I had eaten those two dishes at Shinji before, but the generous servings that evening left a more indelible impression.
The 25-year-old Yamazaki, too, was intoxicating, with potent fumes which heralded deep flavours on the palate hinting of dried fruit.
Dinner the following night at Yoshiyuki ($398) was very good too, but in a very different way, despite the fact that the same Hakushu whiskies as the night before were served again.
Chef Yoshiyuki Kashiwabara specialises in kaiseki and his flavours were lighter and more delicate, exemplified in dishes such as steamed yuba which came topped with uni and ikura. Yuba is tofu sheet, the skin which forms when you boil soya milk, and its clean taste was flavoured perfectly by the tasty sea urchin and salmon roe.
But the meal at the restaurant in Forum The Shopping Mall did end with strong tastes, when the chef topped a bowl of rice with thin slices of beef poached in a sweet broth and a perfectly cooked hotspring egg. Mixed together and eaten with pickles and miso soup, it was a perfect ending.
In Scotts Road, Ki-sho's dinner ($378) on May 7 was another highlight. The food was paired with Tengumai sake from an award-winning brewery which has been around since 1823.
With eight different sakes served through the evening, one might be forgiven for waking up the next day with no memory of the food. But, for me, it was impossible to forget chef Kazuhiro Hamamoto's Hokkaido sea urchin with Italian oscietra caviar mixed in a ricevinegar jelly.

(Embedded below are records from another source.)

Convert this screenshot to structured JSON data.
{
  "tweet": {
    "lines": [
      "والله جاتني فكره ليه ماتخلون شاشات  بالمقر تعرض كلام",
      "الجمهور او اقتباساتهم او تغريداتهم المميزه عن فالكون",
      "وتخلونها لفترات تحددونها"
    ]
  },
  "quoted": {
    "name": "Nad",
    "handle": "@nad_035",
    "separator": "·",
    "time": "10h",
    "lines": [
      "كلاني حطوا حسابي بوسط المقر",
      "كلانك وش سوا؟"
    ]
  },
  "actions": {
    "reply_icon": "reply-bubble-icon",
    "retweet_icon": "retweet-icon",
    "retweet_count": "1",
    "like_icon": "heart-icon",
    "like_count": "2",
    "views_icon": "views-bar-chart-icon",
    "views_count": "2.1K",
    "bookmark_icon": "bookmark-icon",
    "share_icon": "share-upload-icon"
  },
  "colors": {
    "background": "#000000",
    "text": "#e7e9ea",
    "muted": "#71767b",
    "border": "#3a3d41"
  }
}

Or the sea urchin rice with chutoro and salmon roe.
The Kobe wagyu sukiyaki, which probably spent just two seconds in boiling broth, was however too raw for me.
At the ME@OUE dinner ($248) in Collyer Quay on May 29, two chefs from Japan took charge of the kitchen - chef Masayasu Yonemura for the Japanese and French dishes and chef Chen Kentaro for the Chinese courses. The food was paired with Japanese whiskies and shochu.

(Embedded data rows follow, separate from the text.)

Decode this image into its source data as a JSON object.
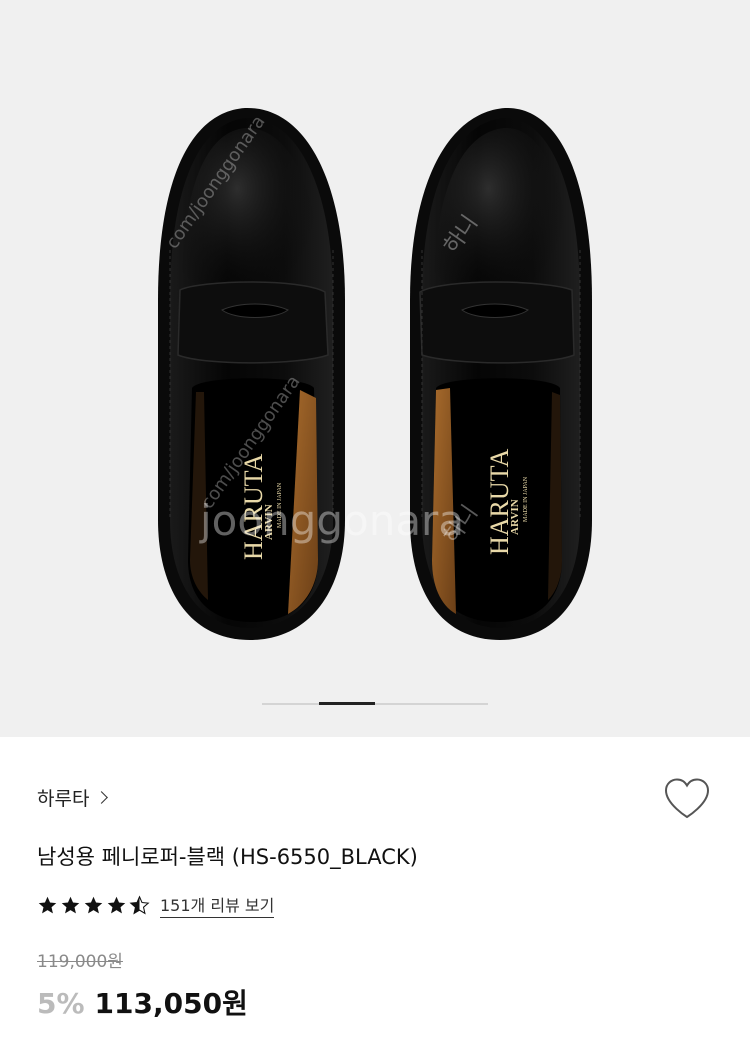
{
  "gallery": {
    "insole_brand": "HARUTA",
    "insole_sub": "ARVIN",
    "insole_origin": "MADE IN JAPAN",
    "watermark_main": "joonggonara",
    "watermark_url": "com/joonggonara",
    "watermark_user": "하니",
    "slide_current": 2,
    "slide_total": 4
  },
  "product": {
    "brand": "하루타",
    "name": "남성용 페니로퍼-블랙 (HS-6550_BLACK)",
    "rating": 4.5,
    "review_link": "151개 리뷰 보기",
    "original_price": "119,000원",
    "discount": "5%",
    "sale_price": "113,050원"
  },
  "colors": {
    "background": "#f0f0f0",
    "discount_text": "#bbbbbb",
    "text": "#111111"
  }
}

Comparison between the chefs was inevitable, and chef Kentaro undoubtedly stole the show with his two contributions - a gush-worthy foie gras chawanmushi topped with a rich king crab soup, and a speciality from his family's Shisen Hanten restaurant, mapo tofu with Koshihikari rice.
There were other meals and other highlights - including a delightful scattered rice from Tenshin on May 8. Bits of prawn coated in crispy tempura batter were lightly mixed with rice, an excellent idea as the clean taste of the steaming grains took away the oiliness of the batter.
But there were disappointments too. For example, the $338 Tenshin dinner, at the Regent hotel, where tempura was matched with Champagne Palmes d'Or, was let down by the first couple of deep-fried items. The prawn tempura, in particular, was pale and limp.
But overall, it was a good festival, with fewer dud events than others I've attended. Yes, the dinners were expensive, but so were some of the disastrous gala dinners at other festivals.
What I am also impressed with is that Gourmet Japan focuses on Singaporebased chefs. The fact that they do not have a litany of stars to their names means nothing. Many of them are world-class masters of the kitchen - and I'm sure they will get stars if the Michelin Guide comes here.
Of course, they have home-ground advantage compared with chefs who fly in bleary-eyed and are expected to whip up dinner for hundreds of people the following day.
Gourmet Japan dinners are held in the chefs' own restaurants and for numbers they are used to. Yet, they are not the normal meals you get when you pop by the restaurants on other days.
Many of the chefs sourced for ingredients they do not normally use, such as the Hokkaido hairy crab cooked with sea urchin gratin at Shinji.
Or they created a special dish, such as chef Kentaro's foie gras chawanmushi.
There were also the whisky, sake and champagne pairings to make the meals special. Though one did wish, after three nights of whisky pairings in a row - for Shinji, Yoshiyuki and ME@OUE - that there had been more variety in the drinks.